Access the shared data offline allows you to keep using your shared files, folders and software programs when disconnected from the data server. When you reconnect to your data server, all files will be synchronized to the files on the network.

There are two types of configurations required to set the access shared folders offline available, one for data server and other for client computer.

Configuration on Data Server.

First locate the folders that you would like to share or make new folders then share these folders so they can be accessible to any one on the network.

Now right click on that folder and click on the option “Sharing and security”.

A small dialog box will appear with the title “data properties”. Under the “Sharing” tab, select the check box “Share this folder on the network” under the “Network sharing and security”.

Now set the share level permissions that you want to give the users on every folder. Enable cache of share folders by click on cache button (by default it will be enabled).

Configuration on Client Computer

On the client computer, first open My Computer then click on Tools.

In Tools menu bar, click on Folder Options, a window will appear with the title Folder Options.

Under the Offline File tab, check the option Enable Offline File. Here you can choose the synchronization process “Synchronize all offline files when logging on”, “Synchronize all offline files before logging off” and others.

Click on Apply button to save the settings and then Ok button to close this window.

Now sitting on the client computer, try to access the shared folder from the data server.

First Right click on the shared folder and Click on Make available offline.

To synchronizing the offline work from client computer to data server, again open My Computer then click on Tools. Click on Synchronize then click on synchronizing button.

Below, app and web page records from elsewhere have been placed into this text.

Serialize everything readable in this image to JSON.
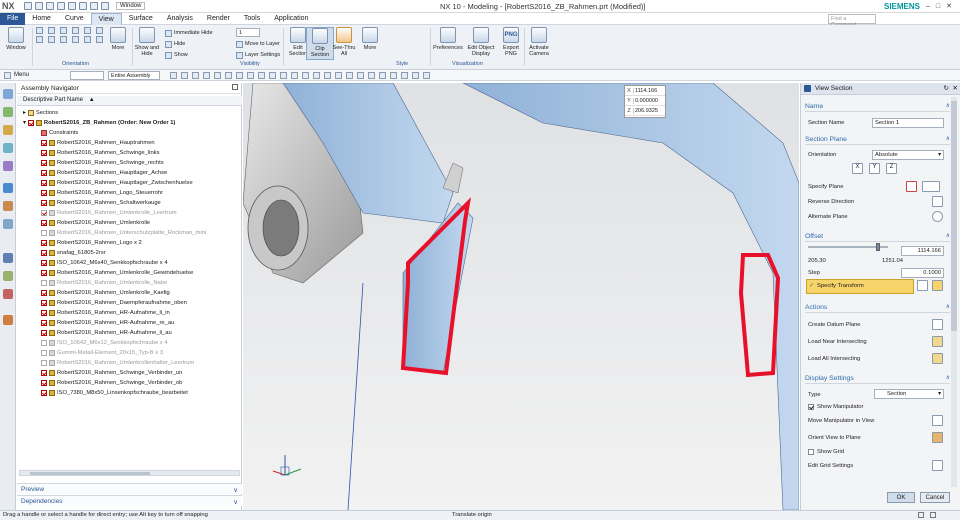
{
  "app": {
    "logo": "NX",
    "window_menu": "Window",
    "title": "NX 10 - Modeling - [RobertS2016_ZB_Rahmen.prt (Modified)]",
    "search_placeholder": "Find a Command",
    "brand": "SIEMENS"
  },
  "menu": {
    "tabs": [
      "File",
      "Home",
      "Curve",
      "View",
      "Surface",
      "Analysis",
      "Render",
      "Tools",
      "Application"
    ],
    "active": "View"
  },
  "ribbon": {
    "window": "Window",
    "more1": "More",
    "show_hide": "Show and Hide",
    "immediate_hide": "Immediate Hide",
    "hide": "Hide",
    "show": "Show",
    "layer_number": "1",
    "move_to_layer": "Move to Layer",
    "layer_settings": "Layer Settings",
    "edit_section": "Edit Section",
    "clip_section": "Clip Section",
    "see_thru": "See-Thru All",
    "more2": "More",
    "preferences": "Preferences",
    "edit_object_display": "Edit Object Display",
    "export_png": "Export PNG",
    "png_icon_text": "PNG",
    "activate_camera": "Activate Camera",
    "groups": [
      "Orientation",
      "Visibility",
      "Style",
      "Visualization"
    ]
  },
  "toolbar": {
    "menu": "Menu",
    "filter_value": "",
    "assembly_scope": "Entire Assembly"
  },
  "navigator": {
    "title": "Assembly Navigator",
    "column": "Descriptive Part Name",
    "items": [
      {
        "label": "Sections",
        "indent": 0,
        "checked": false,
        "dim": false,
        "kind": "folder"
      },
      {
        "label": "RobertS2016_ZB_Rahmen (Order: New Order 1)",
        "indent": 0,
        "checked": true,
        "dim": false,
        "kind": "root"
      },
      {
        "label": "Constraints",
        "indent": 1,
        "checked": false,
        "dim": false,
        "kind": "constraints"
      },
      {
        "label": "RobertS2016_Rahmen_Hauptrahmen",
        "indent": 1,
        "checked": true,
        "dim": false,
        "kind": "part"
      },
      {
        "label": "RobertS2016_Rahmen_Schwinge_links",
        "indent": 1,
        "checked": true,
        "dim": false,
        "kind": "part"
      },
      {
        "label": "RobertS2016_Rahmen_Schwinge_rechts",
        "indent": 1,
        "checked": true,
        "dim": false,
        "kind": "part"
      },
      {
        "label": "RobertS2016_Rahmen_Hauptlager_Achse",
        "indent": 1,
        "checked": true,
        "dim": false,
        "kind": "part"
      },
      {
        "label": "RobertS2016_Rahmen_Hauptlager_Zwischenhuelse",
        "indent": 1,
        "checked": true,
        "dim": false,
        "kind": "part"
      },
      {
        "label": "RobertS2016_Rahmen_Logo_Steuerrohr",
        "indent": 1,
        "checked": true,
        "dim": false,
        "kind": "part"
      },
      {
        "label": "RobertS2016_Rahmen_Schaltwerkauge",
        "indent": 1,
        "checked": true,
        "dim": false,
        "kind": "part"
      },
      {
        "label": "RobertS2016_Rahmen_Umlenkrolle_Leertrum",
        "indent": 1,
        "checked": true,
        "dim": true,
        "kind": "part"
      },
      {
        "label": "RobertS2016_Rahmen_Umlenkrolle",
        "indent": 1,
        "checked": true,
        "dim": false,
        "kind": "part"
      },
      {
        "label": "RobertS2016_Rahmen_Unterschutzplatte_Rockman_mini",
        "indent": 1,
        "checked": false,
        "dim": true,
        "kind": "part"
      },
      {
        "label": "RobertS2016_Rahmen_Logo x 2",
        "indent": 1,
        "checked": true,
        "dim": false,
        "kind": "part"
      },
      {
        "label": "snafag_61805-2rsr",
        "indent": 1,
        "checked": true,
        "dim": false,
        "kind": "part"
      },
      {
        "label": "ISO_10642_M6x40_Senkkopfschraube x 4",
        "indent": 1,
        "checked": true,
        "dim": false,
        "kind": "part"
      },
      {
        "label": "RobertS2016_Rahmen_Umlenkrolle_Gewindehuelse",
        "indent": 1,
        "checked": true,
        "dim": false,
        "kind": "part"
      },
      {
        "label": "RobertS2016_Rahmen_Umlenkrolle_Nabe",
        "indent": 1,
        "checked": false,
        "dim": true,
        "kind": "part"
      },
      {
        "label": "RobertS2016_Rahmen_Umlenkrolle_Kaefig",
        "indent": 1,
        "checked": true,
        "dim": false,
        "kind": "part"
      },
      {
        "label": "RobertS2016_Rahmen_Daempferaufnahme_oben",
        "indent": 1,
        "checked": true,
        "dim": false,
        "kind": "part"
      },
      {
        "label": "RobertS2016_Rahmen_HR-Aufnahme_li_in",
        "indent": 1,
        "checked": true,
        "dim": false,
        "kind": "part"
      },
      {
        "label": "RobertS2016_Rahmen_HR-Aufnahme_re_au",
        "indent": 1,
        "checked": true,
        "dim": false,
        "kind": "part"
      },
      {
        "label": "RobertS2016_Rahmen_HR-Aufnahme_li_au",
        "indent": 1,
        "checked": true,
        "dim": false,
        "kind": "part"
      },
      {
        "label": "ISO_10642_M6x12_Senkkopfschraube x 4",
        "indent": 1,
        "checked": false,
        "dim": true,
        "kind": "part"
      },
      {
        "label": "Gummi-Metall-Element_20x15_Typ-B x 3",
        "indent": 1,
        "checked": false,
        "dim": true,
        "kind": "part"
      },
      {
        "label": "RobertS2016_Rahmen_Umlenkrollenhalter_Leertrum",
        "indent": 1,
        "checked": false,
        "dim": true,
        "kind": "part"
      },
      {
        "label": "RobertS2016_Rahmen_Schwinge_Verbinder_un",
        "indent": 1,
        "checked": true,
        "dim": false,
        "kind": "part"
      },
      {
        "label": "RobertS2016_Rahmen_Schwinge_Verbinder_ob",
        "indent": 1,
        "checked": true,
        "dim": false,
        "kind": "part"
      },
      {
        "label": "ISO_7380_M8x50_Linsenkopfschraube_bearbeitet",
        "indent": 1,
        "checked": true,
        "dim": false,
        "kind": "part"
      }
    ],
    "preview": "Preview",
    "dependencies": "Dependencies"
  },
  "coords": {
    "x_label": "X",
    "x": "1114.166",
    "y_label": "Y",
    "y": "0.000000",
    "z_label": "Z",
    "z": "206.9325"
  },
  "panel": {
    "title": "View Section",
    "name_section": "Name",
    "section_name_label": "Section Name",
    "section_name_value": "Section 1",
    "section_plane": "Section Plane",
    "orientation_label": "Orientation",
    "orientation_value": "Absolute",
    "axis_buttons": [
      "X",
      "Y",
      "Z"
    ],
    "specify_plane": "Specify Plane",
    "reverse_direction": "Reverse Direction",
    "alternate_plane": "Alternate Plane",
    "offset": "Offset",
    "offset_value": "1114.166",
    "slider_min": "205.30",
    "slider_max": "1251.04",
    "slider_fraction": 0.87,
    "step_label": "Step",
    "step_value": "0.1000",
    "specify_transform": "Specify Transform",
    "actions": "Actions",
    "create_datum_plane": "Create Datum Plane",
    "load_near_intersecting": "Load Near Intersecting",
    "load_all_intersecting": "Load All Intersecting",
    "display_settings": "Display Settings",
    "type_label": "Type",
    "type_value": "Section",
    "show_manipulator": "Show Manipulator",
    "show_manipulator_checked": true,
    "move_manipulator": "Move Manipulator in View",
    "orient_view": "Orient View to Plane",
    "show_grid": "Show Grid",
    "show_grid_checked": false,
    "edit_grid": "Edit Grid Settings",
    "ok": "OK",
    "cancel": "Cancel"
  },
  "status": {
    "left": "Drag a handle or select a handle for direct entry; use Alt key to turn off snapping",
    "center": "Translate origin"
  },
  "colors": {
    "accent": "#2b5797",
    "section_red": "#e8102a",
    "part_blue": "#a9c6e6",
    "highlight": "#f6d46a"
  }
}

After that down to data server and then try to access share folders by give the UNC (Universal Naming Convention) path of data server. But it will be accessible weather the server is down or up.